§ The task: From the first line to the last, output the material exactly.

§ The data:
:::
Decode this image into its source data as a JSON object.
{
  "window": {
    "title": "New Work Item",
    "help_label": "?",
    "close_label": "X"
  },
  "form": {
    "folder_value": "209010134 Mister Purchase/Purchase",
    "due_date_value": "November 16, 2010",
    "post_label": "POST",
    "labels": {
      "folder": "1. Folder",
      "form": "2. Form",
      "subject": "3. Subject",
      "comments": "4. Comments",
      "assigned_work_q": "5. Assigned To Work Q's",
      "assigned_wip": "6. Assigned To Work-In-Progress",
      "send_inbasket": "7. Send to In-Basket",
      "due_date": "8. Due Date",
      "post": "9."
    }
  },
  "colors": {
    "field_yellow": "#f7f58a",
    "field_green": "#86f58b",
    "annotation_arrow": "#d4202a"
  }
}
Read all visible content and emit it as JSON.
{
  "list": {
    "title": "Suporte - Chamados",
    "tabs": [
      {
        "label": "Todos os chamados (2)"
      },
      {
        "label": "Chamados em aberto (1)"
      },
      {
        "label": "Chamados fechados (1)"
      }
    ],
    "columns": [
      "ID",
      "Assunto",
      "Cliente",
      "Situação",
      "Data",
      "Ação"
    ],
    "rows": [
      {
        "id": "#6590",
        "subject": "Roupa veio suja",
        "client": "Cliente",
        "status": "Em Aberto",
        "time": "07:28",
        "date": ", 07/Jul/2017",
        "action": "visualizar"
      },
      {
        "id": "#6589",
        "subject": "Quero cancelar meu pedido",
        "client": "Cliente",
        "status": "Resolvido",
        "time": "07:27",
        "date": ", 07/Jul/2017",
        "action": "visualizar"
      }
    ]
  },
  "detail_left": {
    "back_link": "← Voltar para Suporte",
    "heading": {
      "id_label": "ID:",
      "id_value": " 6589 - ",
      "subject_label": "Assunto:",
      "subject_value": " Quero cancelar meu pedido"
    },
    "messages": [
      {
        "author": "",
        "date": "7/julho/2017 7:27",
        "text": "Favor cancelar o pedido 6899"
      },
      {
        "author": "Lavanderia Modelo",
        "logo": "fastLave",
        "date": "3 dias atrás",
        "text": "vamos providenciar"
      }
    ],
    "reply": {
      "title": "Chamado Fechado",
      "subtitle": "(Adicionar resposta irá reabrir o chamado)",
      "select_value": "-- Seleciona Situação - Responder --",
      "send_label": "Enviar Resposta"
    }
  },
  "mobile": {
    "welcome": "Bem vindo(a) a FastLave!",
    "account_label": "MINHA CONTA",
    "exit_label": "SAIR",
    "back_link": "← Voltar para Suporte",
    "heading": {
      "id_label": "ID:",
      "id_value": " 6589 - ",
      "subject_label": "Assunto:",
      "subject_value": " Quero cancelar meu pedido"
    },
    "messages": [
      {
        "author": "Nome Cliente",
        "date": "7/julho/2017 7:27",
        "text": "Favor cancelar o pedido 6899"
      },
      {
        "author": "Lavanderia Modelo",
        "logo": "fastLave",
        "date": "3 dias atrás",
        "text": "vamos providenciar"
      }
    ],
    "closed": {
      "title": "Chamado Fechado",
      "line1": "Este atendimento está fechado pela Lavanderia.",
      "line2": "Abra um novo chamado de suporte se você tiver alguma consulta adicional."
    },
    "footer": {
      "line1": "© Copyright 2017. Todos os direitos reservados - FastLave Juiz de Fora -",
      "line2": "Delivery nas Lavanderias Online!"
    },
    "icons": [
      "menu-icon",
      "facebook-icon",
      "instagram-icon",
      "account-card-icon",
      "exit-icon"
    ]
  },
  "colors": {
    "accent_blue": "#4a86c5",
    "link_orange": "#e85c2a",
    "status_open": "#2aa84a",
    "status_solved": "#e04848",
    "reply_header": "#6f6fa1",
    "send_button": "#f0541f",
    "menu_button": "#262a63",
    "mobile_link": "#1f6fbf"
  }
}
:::
§ Completed exercise:
Decode this image into its source data as a JSON object.
{
  "window": {
    "title": "New Work Item",
    "help_label": "?",
    "close_label": "X"
  },
  "form": {
    "folder_value": "209010134 Mister Purchase/Purchase",
    "due_date_value": "November 16, 2010",
    "post_label": "POST",
    "labels": {
      "folder": "1. Folder",
      "form": "2. Form",
      "subject": "3. Subject",
      "comments": "4. Comments",
      "assigned_work_q": "5. Assigned To Work Q's",
      "assigned_wip": "6. Assigned To Work-In-Progress",
      "send_inbasket": "7. Send to In-Basket",
      "due_date": "8. Due Date",
      "post": "9."
    }
  },
  "colors": {
    "field_yellow": "#f7f58a",
    "field_green": "#86f58b",
    "annotation_arrow": "#d4202a"
  }
}
Read all visible content and emit it as JSON.
{
  "list": {
    "title": "Suporte - Chamados",
    "tabs": [
      {
        "label": "Todos os chamados (2)"
      },
      {
        "label": "Chamados em aberto (1)"
      },
      {
        "label": "Chamados fechados (1)"
      }
    ],
    "columns": [
      "ID",
      "Assunto",
      "Cliente",
      "Situação",
      "Data",
      "Ação"
    ],
    "rows": [
      {
        "id": "#6590",
        "subject": "Roupa veio suja",
        "client": "Cliente",
        "status": "Em Aberto",
        "time": "07:28",
        "date": ", 07/Jul/2017",
        "action": "visualizar"
      },
      {
        "id": "#6589",
        "subject": "Quero cancelar meu pedido",
        "client": "Cliente",
        "status": "Resolvido",
        "time": "07:27",
        "date": ", 07/Jul/2017",
        "action": "visualizar"
      }
    ]
  },
  "detail_left": {
    "back_link": "← Voltar para Suporte",
    "heading": {
      "id_label": "ID:",
      "id_value": " 6589 - ",
      "subject_label": "Assunto:",
      "subject_value": " Quero cancelar meu pedido"
    },
    "messages": [
      {
        "author": "",
        "date": "7/julho/2017 7:27",
        "text": "Favor cancelar o pedido 6899"
      },
      {
        "author": "Lavanderia Modelo",
        "logo": "fastLave",
        "date": "3 dias atrás",
        "text": "vamos providenciar"
      }
    ],
    "reply": {
      "title": "Chamado Fechado",
      "subtitle": "(Adicionar resposta irá reabrir o chamado)",
      "select_value": "-- Seleciona Situação - Responder --",
      "send_label": "Enviar Resposta"
    }
  },
  "mobile": {
    "welcome": "Bem vindo(a) a FastLave!",
    "account_label": "MINHA CONTA",
    "exit_label": "SAIR",
    "back_link": "← Voltar para Suporte",
    "heading": {
      "id_label": "ID:",
      "id_value": " 6589 - ",
      "subject_label": "Assunto:",
      "subject_value": " Quero cancelar meu pedido"
    },
    "messages": [
      {
        "author": "Nome Cliente",
        "date": "7/julho/2017 7:27",
        "text": "Favor cancelar o pedido 6899"
      },
      {
        "author": "Lavanderia Modelo",
        "logo": "fastLave",
        "date": "3 dias atrás",
        "text": "vamos providenciar"
      }
    ],
    "closed": {
      "title": "Chamado Fechado",
      "line1": "Este atendimento está fechado pela Lavanderia.",
      "line2": "Abra um novo chamado de suporte se você tiver alguma consulta adicional."
    },
    "footer": {
      "line1": "© Copyright 2017. Todos os direitos reservados - FastLave Juiz de Fora -",
      "line2": "Delivery nas Lavanderias Online!"
    },
    "icons": [
      "menu-icon",
      "facebook-icon",
      "instagram-icon",
      "account-card-icon",
      "exit-icon"
    ]
  },
  "colors": {
    "accent_blue": "#4a86c5",
    "link_orange": "#e85c2a",
    "status_open": "#2aa84a",
    "status_solved": "#e04848",
    "reply_header": "#6f6fa1",
    "send_button": "#f0541f",
    "menu_button": "#262a63",
    "mobile_link": "#1f6fbf"
  }
}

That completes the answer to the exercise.